WORKSHOP : FINDING EXPRESSION THROUGH VISUAL STORYTELLING with EKKARAT PUNYATARA
27 & 28 JULY 2019 / GEORGE TOWN, PENANG
Registration closes 30 June 2019
It was about 17 years ago that I was blindly pursuing to become a professional photographer. At that time, I knew visual storytelling skill would be an important factor, because there were so many stories that I wanted to tell. From the years of my own struggles, helping photography enthusiasts overcoming their barriers and finding their own voice have become a part of what I love to do.
This workshop is compactly designed to help participants gain an understanding of visual storytelling. Our goal is for you to be able to tell your own story through your own photos upon completing the programme.
Each participant will need to come up with an idea/keyword (for example; love, hate, pain, lost, etc) that they will use as the core idea for their own project throughout the workshop. We will start off with a brainstorm session to shape up the idea, mood and the art direction of each story before shooting. Then we will have the group reviewing session so that everyone can learn from each other’s project.
During the workshop I will be standing by for anyone who wants to do the one on one if you have a specific question or if you want to do a portfolio review. I would like you to treat this workshop as a safe space for taking risks, developing yourself and trying something that you hadn’t done before.

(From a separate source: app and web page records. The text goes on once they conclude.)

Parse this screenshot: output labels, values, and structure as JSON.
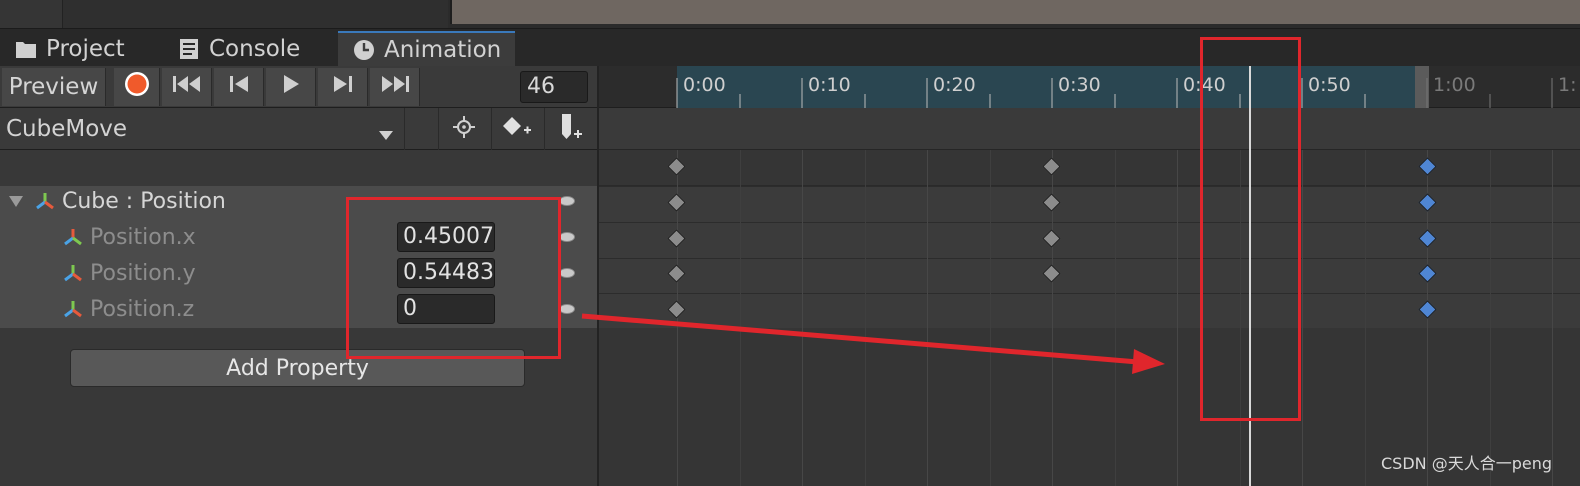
{
  "tabs": [
    {
      "label": "Project",
      "icon": "folder-icon"
    },
    {
      "label": "Console",
      "icon": "console-icon"
    },
    {
      "label": "Animation",
      "icon": "clock-icon",
      "active": true
    }
  ],
  "toolbar": {
    "preview_label": "Preview",
    "record_icon": "record-icon",
    "first_key_icon": "first-keyframe-icon",
    "prev_key_icon": "previous-keyframe-icon",
    "play_icon": "play-icon",
    "next_key_icon": "next-keyframe-icon",
    "last_key_icon": "last-keyframe-icon",
    "frame_value": "46"
  },
  "clip": {
    "name": "CubeMove",
    "add_keyframe_icon": "add-keyframe-icon",
    "add_event_icon": "add-event-icon",
    "filter_icon": "crosshair-icon"
  },
  "properties": {
    "group_label": "Cube : Position",
    "rows": [
      {
        "label": "Position.x",
        "value": "0.45007"
      },
      {
        "label": "Position.y",
        "value": "0.54483"
      },
      {
        "label": "Position.z",
        "value": "0"
      }
    ],
    "add_property_label": "Add Property"
  },
  "ruler": {
    "labels": [
      "0:00",
      "0:10",
      "0:20",
      "0:30",
      "0:40",
      "0:50",
      "1:00",
      "1:"
    ]
  },
  "colors": {
    "accent_tab": "#3a79bb",
    "record": "#f05a2b",
    "selected_key": "#4f86d4",
    "annotation": "#e0262c"
  },
  "watermark": "CSDN @天人合一peng"
}
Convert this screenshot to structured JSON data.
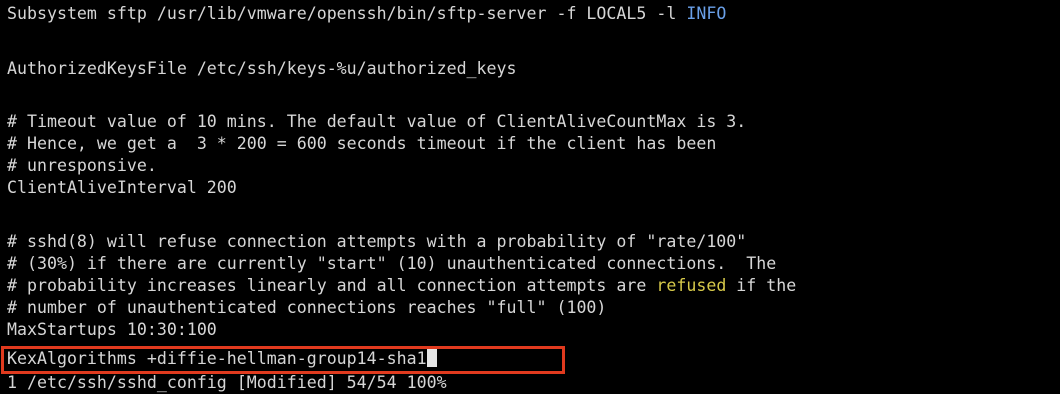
{
  "terminal": {
    "lines": [
      {
        "text": "Subsystem sftp /usr/lib/vmware/openssh/bin/sftp-server -f LOCAL5 -l ",
        "highlight": "INFO"
      },
      {
        "text": ""
      },
      {
        "text": "AuthorizedKeysFile /etc/ssh/keys-%u/authorized_keys"
      },
      {
        "text": ""
      },
      {
        "text": "# Timeout value of 10 mins. The default value of ClientAliveCountMax is 3."
      },
      {
        "text": "# Hence, we get a  3 * 200 = 600 seconds timeout if the client has been"
      },
      {
        "text": "# unresponsive."
      },
      {
        "text": "ClientAliveInterval 200"
      },
      {
        "text": ""
      },
      {
        "text": "# sshd(8) will refuse connection attempts with a probability of \"rate/100\""
      },
      {
        "text": "# (30%) if there are currently \"start\" (10) unauthenticated connections.  The"
      },
      {
        "pre": "# probability increases linearly and all connection attempts are ",
        "highlight": "refused",
        "post": " if the"
      },
      {
        "text": "# number of unauthenticated connections reaches \"full\" (100)"
      },
      {
        "text": "MaxStartups 10:30:100"
      },
      {
        "text": "KexAlgorithms +diffie-hellman-group14-sha1"
      },
      {
        "text": "1 /etc/ssh/sshd_config [Modified] 54/54 100%"
      }
    ]
  },
  "colors": {
    "background": "#000000",
    "text": "#d6d6d6",
    "keyword_blue": "#6aa0e8",
    "keyword_yellow": "#d6c94a",
    "highlight_box": "#e03a1e"
  }
}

Ekkarat Punyatara is National Geographic Thailand’s photo editor and staff photographer based in Bangkok, Thailand. His photography is inspired by fascination in Thai culture that he was rooted to since childhood by his conservative family. He had worked with National Geographic Thailand as a freelancer since his senior year in university. After which, he entered international photography scholarships, Foundry Photojournalism Workshop (2012) and Angkor Photo Workshop (2013). He first gained recognition for his photos in 2011 through a controversial project that questioned the traditionally conservative way of seeing Buddhism in Thailand by documenting a group of Thai monks living in New York. When not taking on worldwide assignments as an outsider, Ekkarat will be in his home country to portrait the lives of Thailand through the eyes of an insider.
in partnership with